Goodhart’s Law states that "any observed statistical regularity will tend to collapse once pressure is placed upon it for control purposes." However, this is not a single phenomenon. I propose that there are (at least) four different mechanisms through which proxy measures break when you optimize for them.
The four types are Regressional, Causal, Extremal, and Adversarial. In this post, I will go into detail about these four different Goodhart effects using mathematical abstractions as well as examples involving humans and/or AI. I will also talk about how you can mitigate each effect.
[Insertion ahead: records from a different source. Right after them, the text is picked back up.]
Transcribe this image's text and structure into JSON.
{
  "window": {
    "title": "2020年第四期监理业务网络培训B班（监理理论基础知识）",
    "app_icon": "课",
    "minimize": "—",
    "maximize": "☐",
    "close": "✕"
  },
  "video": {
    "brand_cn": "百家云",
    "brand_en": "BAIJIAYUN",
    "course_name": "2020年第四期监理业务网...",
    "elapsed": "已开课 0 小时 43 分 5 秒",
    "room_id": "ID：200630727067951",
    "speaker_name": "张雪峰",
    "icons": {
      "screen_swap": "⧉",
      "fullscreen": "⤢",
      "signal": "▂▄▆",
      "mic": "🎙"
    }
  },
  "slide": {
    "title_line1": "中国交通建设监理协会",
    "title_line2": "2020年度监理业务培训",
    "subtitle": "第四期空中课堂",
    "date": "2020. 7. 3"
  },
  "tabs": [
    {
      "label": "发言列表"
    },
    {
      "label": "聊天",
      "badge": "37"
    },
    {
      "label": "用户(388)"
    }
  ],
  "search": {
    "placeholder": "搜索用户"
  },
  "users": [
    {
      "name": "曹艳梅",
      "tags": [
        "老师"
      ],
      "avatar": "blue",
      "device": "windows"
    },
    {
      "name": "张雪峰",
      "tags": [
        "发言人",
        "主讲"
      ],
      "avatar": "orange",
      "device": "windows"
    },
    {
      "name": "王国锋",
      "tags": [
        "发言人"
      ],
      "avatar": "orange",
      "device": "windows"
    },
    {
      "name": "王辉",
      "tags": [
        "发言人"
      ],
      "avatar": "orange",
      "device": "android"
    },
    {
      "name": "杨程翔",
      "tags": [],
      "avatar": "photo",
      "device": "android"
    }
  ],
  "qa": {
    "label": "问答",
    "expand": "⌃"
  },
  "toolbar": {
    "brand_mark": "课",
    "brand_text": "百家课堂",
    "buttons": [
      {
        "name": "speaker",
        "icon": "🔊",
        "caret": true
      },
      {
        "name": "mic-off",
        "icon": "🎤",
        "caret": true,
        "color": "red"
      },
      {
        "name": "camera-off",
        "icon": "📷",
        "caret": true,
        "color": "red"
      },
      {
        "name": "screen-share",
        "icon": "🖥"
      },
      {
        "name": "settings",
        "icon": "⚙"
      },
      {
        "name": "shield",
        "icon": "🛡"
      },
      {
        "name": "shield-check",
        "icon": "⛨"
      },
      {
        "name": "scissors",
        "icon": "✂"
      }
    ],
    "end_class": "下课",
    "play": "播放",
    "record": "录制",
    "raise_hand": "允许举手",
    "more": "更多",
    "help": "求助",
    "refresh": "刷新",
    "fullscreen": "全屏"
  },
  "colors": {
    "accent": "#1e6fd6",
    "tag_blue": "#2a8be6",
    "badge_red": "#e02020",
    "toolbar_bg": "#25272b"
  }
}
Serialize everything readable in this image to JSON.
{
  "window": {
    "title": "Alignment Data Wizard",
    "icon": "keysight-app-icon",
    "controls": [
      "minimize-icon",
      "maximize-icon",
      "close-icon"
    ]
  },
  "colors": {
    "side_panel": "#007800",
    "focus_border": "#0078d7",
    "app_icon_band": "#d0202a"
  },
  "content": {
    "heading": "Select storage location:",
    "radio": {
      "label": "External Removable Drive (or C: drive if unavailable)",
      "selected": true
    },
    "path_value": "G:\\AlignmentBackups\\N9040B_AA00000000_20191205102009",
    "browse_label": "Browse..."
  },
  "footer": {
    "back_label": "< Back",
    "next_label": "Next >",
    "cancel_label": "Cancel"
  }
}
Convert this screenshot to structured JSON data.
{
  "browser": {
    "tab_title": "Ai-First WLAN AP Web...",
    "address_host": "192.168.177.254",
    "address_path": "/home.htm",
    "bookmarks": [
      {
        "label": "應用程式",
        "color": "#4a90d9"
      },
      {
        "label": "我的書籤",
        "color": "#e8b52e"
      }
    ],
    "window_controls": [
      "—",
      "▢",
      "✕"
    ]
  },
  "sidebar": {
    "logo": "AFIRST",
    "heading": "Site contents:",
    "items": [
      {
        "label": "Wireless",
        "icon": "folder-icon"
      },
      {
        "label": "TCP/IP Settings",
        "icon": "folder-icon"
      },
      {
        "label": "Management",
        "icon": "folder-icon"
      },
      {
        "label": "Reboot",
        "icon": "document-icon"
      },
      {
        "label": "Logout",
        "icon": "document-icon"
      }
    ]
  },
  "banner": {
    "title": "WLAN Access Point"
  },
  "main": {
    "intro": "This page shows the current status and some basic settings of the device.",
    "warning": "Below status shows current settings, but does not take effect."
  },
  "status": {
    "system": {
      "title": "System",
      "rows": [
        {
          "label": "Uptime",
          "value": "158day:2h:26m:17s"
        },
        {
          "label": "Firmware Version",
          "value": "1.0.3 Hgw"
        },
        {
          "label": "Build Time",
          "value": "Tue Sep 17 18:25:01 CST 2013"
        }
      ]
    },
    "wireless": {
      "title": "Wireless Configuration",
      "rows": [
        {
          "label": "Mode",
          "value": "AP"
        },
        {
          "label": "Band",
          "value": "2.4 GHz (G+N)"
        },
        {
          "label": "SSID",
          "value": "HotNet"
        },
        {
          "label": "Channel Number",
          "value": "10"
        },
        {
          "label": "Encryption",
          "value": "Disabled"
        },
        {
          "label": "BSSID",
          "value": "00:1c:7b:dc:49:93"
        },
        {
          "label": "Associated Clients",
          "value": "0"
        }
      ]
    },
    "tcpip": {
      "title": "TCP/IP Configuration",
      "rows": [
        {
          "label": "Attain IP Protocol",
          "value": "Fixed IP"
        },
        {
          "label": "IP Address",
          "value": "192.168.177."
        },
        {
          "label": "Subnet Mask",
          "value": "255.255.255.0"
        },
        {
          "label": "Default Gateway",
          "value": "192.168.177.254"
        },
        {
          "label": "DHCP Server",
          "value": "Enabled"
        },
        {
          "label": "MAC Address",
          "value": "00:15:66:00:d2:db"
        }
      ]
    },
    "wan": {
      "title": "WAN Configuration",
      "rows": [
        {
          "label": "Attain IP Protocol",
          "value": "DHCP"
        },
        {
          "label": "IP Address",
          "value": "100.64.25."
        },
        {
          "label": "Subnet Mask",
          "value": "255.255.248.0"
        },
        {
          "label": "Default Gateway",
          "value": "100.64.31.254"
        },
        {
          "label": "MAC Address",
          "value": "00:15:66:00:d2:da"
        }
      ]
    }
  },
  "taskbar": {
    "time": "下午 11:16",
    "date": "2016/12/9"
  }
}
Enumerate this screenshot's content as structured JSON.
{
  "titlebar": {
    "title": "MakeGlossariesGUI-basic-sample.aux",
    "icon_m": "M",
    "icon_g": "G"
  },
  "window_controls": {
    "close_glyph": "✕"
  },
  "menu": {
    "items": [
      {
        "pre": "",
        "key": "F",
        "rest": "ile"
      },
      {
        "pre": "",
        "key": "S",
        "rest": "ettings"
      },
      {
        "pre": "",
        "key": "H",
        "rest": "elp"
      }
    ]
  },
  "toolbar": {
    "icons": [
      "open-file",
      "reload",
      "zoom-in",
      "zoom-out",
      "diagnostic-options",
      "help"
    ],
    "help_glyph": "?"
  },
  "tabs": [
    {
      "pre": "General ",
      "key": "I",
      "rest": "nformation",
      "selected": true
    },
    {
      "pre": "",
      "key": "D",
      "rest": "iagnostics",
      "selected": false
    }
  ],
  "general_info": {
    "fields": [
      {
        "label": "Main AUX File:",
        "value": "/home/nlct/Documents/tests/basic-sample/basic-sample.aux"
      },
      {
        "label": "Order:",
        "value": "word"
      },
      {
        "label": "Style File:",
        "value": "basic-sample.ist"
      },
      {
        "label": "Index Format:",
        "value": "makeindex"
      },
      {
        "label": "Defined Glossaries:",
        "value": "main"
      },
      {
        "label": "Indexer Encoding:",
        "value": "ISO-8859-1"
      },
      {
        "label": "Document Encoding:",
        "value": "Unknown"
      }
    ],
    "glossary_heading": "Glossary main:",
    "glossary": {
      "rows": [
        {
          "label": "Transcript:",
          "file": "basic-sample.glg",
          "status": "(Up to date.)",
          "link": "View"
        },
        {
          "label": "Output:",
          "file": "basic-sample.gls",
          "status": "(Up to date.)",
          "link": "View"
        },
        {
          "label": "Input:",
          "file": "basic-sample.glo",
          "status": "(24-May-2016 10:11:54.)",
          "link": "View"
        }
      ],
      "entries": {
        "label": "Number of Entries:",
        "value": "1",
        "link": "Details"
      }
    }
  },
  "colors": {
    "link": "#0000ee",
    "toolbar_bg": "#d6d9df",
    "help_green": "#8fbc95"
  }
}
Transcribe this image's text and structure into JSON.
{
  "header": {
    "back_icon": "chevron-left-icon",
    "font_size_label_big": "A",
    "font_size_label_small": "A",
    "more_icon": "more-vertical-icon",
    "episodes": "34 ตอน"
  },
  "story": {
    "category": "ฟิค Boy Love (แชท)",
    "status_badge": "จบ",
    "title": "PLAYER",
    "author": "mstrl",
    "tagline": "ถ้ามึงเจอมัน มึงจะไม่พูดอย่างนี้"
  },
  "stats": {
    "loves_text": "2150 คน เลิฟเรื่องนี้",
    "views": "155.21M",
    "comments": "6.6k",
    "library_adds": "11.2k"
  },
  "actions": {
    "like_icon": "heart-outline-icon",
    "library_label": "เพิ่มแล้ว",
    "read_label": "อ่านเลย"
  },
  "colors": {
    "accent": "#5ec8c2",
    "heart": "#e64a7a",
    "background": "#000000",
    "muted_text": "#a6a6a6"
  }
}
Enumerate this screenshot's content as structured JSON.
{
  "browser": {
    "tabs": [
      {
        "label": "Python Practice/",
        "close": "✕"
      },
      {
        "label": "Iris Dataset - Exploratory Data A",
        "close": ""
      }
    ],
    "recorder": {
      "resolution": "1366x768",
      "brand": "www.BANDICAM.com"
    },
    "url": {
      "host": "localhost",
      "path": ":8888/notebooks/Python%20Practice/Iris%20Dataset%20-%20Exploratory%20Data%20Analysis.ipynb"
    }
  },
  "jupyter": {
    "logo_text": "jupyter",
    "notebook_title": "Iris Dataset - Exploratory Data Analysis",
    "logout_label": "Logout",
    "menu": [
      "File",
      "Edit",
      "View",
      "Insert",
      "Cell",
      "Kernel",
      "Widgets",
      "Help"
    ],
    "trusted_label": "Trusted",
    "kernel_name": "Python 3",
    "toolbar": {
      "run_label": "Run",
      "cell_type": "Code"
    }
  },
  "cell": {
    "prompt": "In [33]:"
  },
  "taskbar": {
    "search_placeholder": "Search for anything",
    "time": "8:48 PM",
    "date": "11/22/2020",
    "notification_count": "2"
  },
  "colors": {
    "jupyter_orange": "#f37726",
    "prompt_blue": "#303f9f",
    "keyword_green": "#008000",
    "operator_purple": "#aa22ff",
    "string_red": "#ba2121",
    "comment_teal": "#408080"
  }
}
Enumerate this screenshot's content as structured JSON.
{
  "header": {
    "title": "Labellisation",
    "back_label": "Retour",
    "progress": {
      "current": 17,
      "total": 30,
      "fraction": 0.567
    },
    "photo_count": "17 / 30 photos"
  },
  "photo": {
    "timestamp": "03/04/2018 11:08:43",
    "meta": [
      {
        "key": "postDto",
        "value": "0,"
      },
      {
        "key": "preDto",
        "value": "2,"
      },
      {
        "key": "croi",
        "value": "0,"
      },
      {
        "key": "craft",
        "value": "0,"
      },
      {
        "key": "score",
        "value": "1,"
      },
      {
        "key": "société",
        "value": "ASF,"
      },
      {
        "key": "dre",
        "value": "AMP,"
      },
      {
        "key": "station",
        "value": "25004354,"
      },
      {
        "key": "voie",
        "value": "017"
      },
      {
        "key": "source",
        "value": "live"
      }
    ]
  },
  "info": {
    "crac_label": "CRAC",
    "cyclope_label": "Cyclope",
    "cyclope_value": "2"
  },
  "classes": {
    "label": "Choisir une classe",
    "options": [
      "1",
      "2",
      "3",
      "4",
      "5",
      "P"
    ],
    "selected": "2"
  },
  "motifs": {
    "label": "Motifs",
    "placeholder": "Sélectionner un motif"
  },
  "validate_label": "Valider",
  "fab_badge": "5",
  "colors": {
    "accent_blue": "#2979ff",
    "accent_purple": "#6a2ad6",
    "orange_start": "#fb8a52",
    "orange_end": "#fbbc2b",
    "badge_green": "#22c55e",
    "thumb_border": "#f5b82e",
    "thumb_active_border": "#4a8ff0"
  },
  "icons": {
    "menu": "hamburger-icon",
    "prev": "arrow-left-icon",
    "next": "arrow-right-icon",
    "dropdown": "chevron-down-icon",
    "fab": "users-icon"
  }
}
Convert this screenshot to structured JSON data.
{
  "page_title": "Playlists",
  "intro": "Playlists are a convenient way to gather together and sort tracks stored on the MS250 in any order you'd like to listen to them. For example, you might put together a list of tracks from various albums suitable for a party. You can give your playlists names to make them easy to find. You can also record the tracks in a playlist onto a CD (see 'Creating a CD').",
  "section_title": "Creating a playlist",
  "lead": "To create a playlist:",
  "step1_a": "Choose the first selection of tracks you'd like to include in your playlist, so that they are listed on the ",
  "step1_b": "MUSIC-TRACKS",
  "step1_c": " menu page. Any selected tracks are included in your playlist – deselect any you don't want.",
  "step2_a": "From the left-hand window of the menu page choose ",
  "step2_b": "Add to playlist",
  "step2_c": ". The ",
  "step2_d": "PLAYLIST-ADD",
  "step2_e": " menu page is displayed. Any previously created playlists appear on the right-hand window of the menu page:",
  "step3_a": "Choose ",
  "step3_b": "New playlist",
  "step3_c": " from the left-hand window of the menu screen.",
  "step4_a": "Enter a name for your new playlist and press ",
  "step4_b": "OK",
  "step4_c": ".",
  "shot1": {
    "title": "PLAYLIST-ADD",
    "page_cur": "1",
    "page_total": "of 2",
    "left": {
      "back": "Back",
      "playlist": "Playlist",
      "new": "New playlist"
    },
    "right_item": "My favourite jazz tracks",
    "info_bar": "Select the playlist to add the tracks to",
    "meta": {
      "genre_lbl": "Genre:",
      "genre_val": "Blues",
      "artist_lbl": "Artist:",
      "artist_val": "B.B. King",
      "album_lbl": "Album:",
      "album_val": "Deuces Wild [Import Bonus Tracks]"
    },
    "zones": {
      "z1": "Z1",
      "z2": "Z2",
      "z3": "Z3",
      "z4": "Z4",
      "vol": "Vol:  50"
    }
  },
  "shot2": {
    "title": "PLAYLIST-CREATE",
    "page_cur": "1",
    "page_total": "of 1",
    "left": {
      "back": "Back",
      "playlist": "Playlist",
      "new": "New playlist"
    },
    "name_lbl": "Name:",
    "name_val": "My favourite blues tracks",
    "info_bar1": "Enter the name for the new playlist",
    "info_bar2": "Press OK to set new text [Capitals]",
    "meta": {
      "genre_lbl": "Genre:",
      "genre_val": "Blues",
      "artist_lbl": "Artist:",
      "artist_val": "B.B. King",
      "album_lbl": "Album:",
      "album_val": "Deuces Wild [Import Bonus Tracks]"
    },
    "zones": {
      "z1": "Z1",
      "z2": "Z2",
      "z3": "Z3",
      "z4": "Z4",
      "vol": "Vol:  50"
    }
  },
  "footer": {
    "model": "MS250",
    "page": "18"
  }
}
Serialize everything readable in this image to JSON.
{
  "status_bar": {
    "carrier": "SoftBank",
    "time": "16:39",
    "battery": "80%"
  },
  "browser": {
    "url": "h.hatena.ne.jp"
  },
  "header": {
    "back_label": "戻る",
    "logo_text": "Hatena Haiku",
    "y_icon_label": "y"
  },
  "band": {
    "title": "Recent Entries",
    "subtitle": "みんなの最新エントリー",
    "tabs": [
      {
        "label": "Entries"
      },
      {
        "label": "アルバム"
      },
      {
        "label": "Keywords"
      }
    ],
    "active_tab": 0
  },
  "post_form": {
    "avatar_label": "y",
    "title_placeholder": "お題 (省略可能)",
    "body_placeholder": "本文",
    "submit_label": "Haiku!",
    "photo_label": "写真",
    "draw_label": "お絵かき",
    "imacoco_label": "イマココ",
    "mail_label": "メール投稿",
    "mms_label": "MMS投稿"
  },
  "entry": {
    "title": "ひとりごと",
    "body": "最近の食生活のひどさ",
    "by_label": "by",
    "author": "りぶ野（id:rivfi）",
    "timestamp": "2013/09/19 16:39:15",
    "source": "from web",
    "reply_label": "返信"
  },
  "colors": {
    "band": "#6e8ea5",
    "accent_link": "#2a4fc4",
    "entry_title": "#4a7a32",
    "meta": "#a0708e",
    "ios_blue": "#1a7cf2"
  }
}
Throughout the post, I will use V to refer to the true goal and use U to refer to a proxy for that goal which was observed to correlate with V and which is being optimized in some way.
When selecting for a proxy measure, you select not only for the true goal, but also for the difference between the proxy and the goal.
When U is equal to V+X, where X is some noise, a point with a large U value will likely have a large V value, but also a large X value. Thus, when U is large, you can expect V to be predictably smaller than U.
The above description is when U is meant to be an estimate of V. A similar effect can be seen when U is only meant to be correlated with V by looking at percentiles. When a sample is chosen which is a typical member of the top p percent of all U values, it will have a lower V value than a typical member of the top p percent of all V values. As a special case, when you select the highest